In 1994, Romildo Sanches, a native of Brazil, helped start the Valrico Soccer Club from scratch and says he remembers paying $300 out of his pocket for one of the first light poles at Keith Waller Park.
In 1999, he started the Players Club of Tampa Club and eventually spearheaded an $85,000 makeover at Heather Lakes Park to help foster soccer and curb gang activity.
Now Sanches serves as president of the fledgling FishHawk Soccer Club, but this time he has a $9.5-million sports complex at his disposal. "I'm walking in to a place where I don't have to break a sweat," Sanches said.
Over breakfast at La Septima, I talked to Sanches about the joys and pains of coaching soccer and his hopes for the new FishHawk club. Pull up a chair and join us.
ERNEST: You came to Rhode Island from Brazil to play semipro soccer. How did you get involved in coaching?
ROMILDO: In 1994, I moved here to Valrico. I used to go jogging every morning at Brandon High School. One morning, there was an ROTC activity at the stadium. So instead of staying there, I went to J. C. Handley Park. When I got there, there were a couple of parents trying to teach their kids how to play soccer. So I came over, introduced myself and started knocking the ball around with their kids and the parents thought I was something else. That same day, one of the parents, Peter Harvell, called and said he was looking for someone to train his son because he was trying out for Bloomingdale High. My phone hasn't stopped ringing ever since.
With handling kids, dealing with parents, the ups and downs of winning, coaching can be difficult. What keeps you going?
Youth soccer generates a lot of money, I just don't see it (laughs). Even though it generates a lot of money, I just focus on soccer. I do it because I really, really love it. I'm one of the lucky ones. I do what I really love. I look forward to going to work.
What have you learned about dealing with parents since you first started?
I have developed a thick skin (laughs). Before, I used to go home and cry. My wife? As soon as I walked into the house, she would leave. Now, I don't let things bother me anymore. Parents are fun creatures: You can't live with them, you can't live without them. The parents are the ones who pay the bills and keep the club going. But as a club organizer, as a director or coach, you have to put yourself, a little bit, in a different place than the parents.
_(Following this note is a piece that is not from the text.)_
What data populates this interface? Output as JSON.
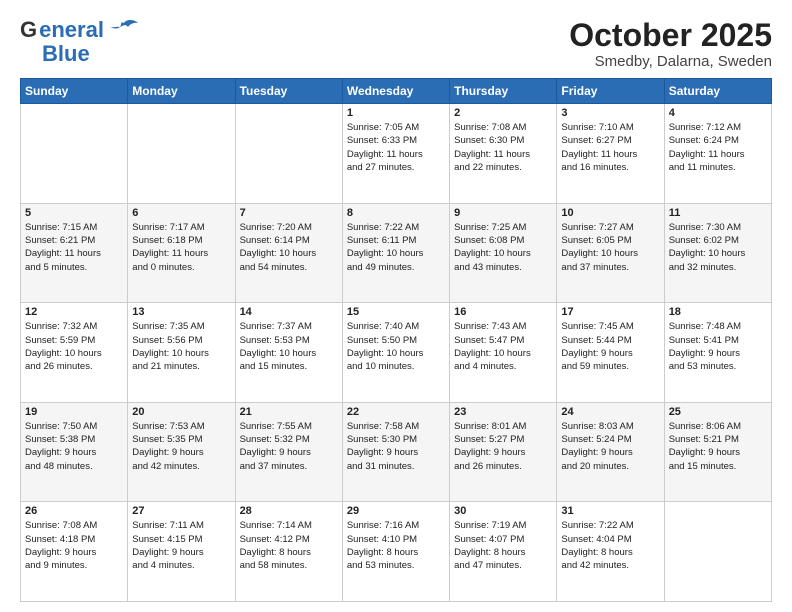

You have to understand that the parents are there temporarily. If you let a parent bother you, you will waste a lot of energy here instead of focusing on the kids. I listen to parents, I hear them but I don't do what they want me to do if it doesn't make any sense.
How rewarding is it to help a player develop and mature?
The good thing about soccer is that the greatest soccer players in the world — Pele, Diego Maradona — were not very big. You don't have to be big in order to play the game. The only thing it requires, like any other sport, is athleticism. I had a kid years ago, Josh Garbee, who was a good soccer player but he was small. His high school coaches, at the time, were looking for bigger stronger kids but no one could see his ability with the ball. When he came to me as a Youth 15, I spotted the talent right away and I had him set the pace of the game as a midfielder. He went to Florida Atlantic University and every single time he comes home, he brings me something.
You said expectations are high at FishHawk. Tell me about that.
They want to make sure it's well-organized. I've been attending meetings and getting to know them a little better and they are heavily involved with their kids' activities when it carries the FishHawk name. There's high interest in soccer. I think it's going to be one of the best clubs around when it's all said and done. Not only that, but it's a huge opportunity, especially for me. I'm not taking the pay for granted because I came from a poor little country. To have the opportunity to work with American kids and teach and pass on what I've learned is a huge opportunity.
DESSERT: A postscript from Ernest
To help prepare coaches and officials, Sanches is having each group divide up and play against each other. He's even having players yell at officials during these practice games to prepare them for the real action.
In addition to running FishHawk and Players Club, Sanches also creates opportunities for players to train in his native Brazil.
Last year, he took a team there and this year he's arranged for three players to live there this summer so they can learn more about professional soccer.
Sanches, 47, is in great shape and looks 10 years younger. It helps because he's a hands-on coach: "I lead by doing it, not by telling it. When I train, I'm the first one in line."
Ernest Hooper also writes a column for the Tampa & State section. He can be reached at email@example.com or 226-3406.